Thesis - University Access Only
Doctor of Philosophy (PhD)
Department / School
Eight hard spring wheat lines Triticum aestivum L. of diverse origin were crossed in a diallel mating design. Yield trials of the parents and F2 Bulks were planted at three different planting dates in Cd. Obregon Mexico and Brookings, South Dakota USA. There was a continuous decrease in yield with late planting in Mexico with the second and third planting dates, yielding 75% and 44% respectively of the first planting date. In South Dakota, the yield of the second date of planting was reduced 65% of the first planting, but there was not further reduction from the second to the third. In Mexico, grains per spike was the yield parameter most affected. In South Dakota it was spikes per square meter. General combining ability (GCA) was significant for all traits. The rank of the parents per se was very similar to the rank by GCA. Fang 60 which had a high number of kernels per spike was the top yielding parent in Mexico and kernels per spike was the yield parameter that showed the greatest reduction with late planting in Mexico. SD305 6 showed good stability for high number of tillers per square meter. The eight parents were also evaluated in growth chamber experiments under controlled conditions under hot (35 0C) and cool (15 CC) temperatures. The effects of high temperature treatment were extreme with average reduction in yield over 75% from the cool to the hot chamber. There were highly significant differences among genotypes in the hot chamber for: yield, number of grains, kernel weight,_ biomass and SPAD number. For the physiological characters studied in the hot chamber there were reductions in total chlorophyll, chlorophyll a and chlorophyll b. The plants in general started to mature from the bottom to the top soon after they were moved inside of the hot chamber. The chlorophyll meter provided and objective measure of "stay green" character that has been reported to be correlated with yield. The heritability of yield components appear to be more stable than the heritability of yield. Genetic variability in regards to high temperature was evident in the cultivars used in this study and it was evident to see that high temperature tolerance has to be related to the growth stage in which the stress occurs. The first step of any breeding program should be to characterize the environment and to target the growth stages during which the heat stress is most likely to occur.
Library of Congress Subject Headings

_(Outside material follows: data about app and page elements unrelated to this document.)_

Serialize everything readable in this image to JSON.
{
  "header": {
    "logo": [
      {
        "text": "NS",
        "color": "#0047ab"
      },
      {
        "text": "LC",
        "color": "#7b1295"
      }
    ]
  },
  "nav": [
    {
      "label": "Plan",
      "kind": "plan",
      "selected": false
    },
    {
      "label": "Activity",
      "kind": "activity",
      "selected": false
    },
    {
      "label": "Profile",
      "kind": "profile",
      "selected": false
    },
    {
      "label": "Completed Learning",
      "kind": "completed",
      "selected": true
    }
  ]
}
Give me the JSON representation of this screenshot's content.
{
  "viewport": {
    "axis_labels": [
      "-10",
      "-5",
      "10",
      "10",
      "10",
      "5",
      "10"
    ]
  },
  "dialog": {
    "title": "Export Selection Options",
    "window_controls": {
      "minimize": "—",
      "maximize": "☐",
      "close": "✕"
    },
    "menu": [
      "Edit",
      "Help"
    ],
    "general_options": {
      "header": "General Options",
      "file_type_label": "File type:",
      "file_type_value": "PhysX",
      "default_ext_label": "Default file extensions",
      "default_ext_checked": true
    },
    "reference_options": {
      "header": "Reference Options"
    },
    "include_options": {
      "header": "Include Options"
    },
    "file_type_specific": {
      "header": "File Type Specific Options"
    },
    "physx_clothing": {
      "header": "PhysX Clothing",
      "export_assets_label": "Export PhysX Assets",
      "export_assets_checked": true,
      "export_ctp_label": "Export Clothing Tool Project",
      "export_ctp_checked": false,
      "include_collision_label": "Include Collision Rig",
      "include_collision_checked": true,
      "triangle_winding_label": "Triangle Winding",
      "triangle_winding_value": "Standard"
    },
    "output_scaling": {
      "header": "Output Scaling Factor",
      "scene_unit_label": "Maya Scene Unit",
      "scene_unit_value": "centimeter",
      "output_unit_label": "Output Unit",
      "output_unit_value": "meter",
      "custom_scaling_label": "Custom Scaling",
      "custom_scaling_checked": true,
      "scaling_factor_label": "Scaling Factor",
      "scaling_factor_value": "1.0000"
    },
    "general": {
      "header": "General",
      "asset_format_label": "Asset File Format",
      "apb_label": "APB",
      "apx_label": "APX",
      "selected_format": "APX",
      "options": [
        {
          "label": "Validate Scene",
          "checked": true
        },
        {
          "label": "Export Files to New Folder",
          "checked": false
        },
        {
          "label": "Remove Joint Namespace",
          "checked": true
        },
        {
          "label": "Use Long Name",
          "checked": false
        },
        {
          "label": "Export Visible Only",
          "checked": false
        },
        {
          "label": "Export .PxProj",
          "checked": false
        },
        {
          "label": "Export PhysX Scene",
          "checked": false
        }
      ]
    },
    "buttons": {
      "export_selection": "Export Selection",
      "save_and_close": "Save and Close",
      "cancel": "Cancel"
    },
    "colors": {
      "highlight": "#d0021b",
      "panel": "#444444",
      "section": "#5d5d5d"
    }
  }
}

Wheat -- Effect of temperature on
Number of Pages
South Dakota State University
Aldana, Fernando, "High Temperature Tolerance of Eight Spring Wheat Lines of Diverse Origin" (1995). Electronic Theses and Dissertations. 527.